Pick every line with "oneserver" from the material below.

EXTRACTED ENTRIES:
========================================

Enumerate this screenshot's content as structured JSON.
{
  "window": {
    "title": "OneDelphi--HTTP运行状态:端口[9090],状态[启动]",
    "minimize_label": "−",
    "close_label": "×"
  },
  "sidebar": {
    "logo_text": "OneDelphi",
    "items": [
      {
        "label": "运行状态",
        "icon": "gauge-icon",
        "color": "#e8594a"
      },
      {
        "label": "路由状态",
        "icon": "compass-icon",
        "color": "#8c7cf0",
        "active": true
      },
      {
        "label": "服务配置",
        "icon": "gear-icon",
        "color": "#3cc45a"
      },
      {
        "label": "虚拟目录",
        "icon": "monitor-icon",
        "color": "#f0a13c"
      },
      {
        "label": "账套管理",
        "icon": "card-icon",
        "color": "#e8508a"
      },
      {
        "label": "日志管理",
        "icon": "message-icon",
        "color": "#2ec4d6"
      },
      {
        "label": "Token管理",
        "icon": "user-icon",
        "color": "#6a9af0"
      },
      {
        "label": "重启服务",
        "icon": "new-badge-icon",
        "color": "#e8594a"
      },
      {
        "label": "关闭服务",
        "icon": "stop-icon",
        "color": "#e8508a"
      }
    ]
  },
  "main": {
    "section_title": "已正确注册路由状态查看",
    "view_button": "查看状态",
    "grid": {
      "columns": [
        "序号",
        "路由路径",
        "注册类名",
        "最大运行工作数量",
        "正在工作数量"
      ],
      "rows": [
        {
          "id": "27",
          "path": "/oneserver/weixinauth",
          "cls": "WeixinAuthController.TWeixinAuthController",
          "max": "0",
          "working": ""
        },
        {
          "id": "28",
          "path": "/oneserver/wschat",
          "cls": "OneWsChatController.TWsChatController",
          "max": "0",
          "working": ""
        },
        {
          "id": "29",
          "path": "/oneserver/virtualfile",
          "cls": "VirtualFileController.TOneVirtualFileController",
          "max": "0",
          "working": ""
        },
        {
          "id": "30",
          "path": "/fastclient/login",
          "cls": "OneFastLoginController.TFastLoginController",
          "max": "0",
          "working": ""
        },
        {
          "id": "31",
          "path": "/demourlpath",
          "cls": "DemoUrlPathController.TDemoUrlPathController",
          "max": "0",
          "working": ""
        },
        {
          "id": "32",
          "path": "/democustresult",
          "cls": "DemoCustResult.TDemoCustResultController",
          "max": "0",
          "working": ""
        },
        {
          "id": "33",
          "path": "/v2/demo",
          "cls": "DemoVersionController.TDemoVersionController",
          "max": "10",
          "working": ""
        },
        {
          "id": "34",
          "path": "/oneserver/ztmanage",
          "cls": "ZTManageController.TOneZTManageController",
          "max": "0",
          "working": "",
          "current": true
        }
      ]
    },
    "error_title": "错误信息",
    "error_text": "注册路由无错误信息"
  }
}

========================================

RESULT OF THE EXERCISE:
          "path": "/oneserver/weixinauth",
          "path": "/oneserver/wschat",
          "path": "/oneserver/virtualfile",
          "path": "/oneserver/ztmanage",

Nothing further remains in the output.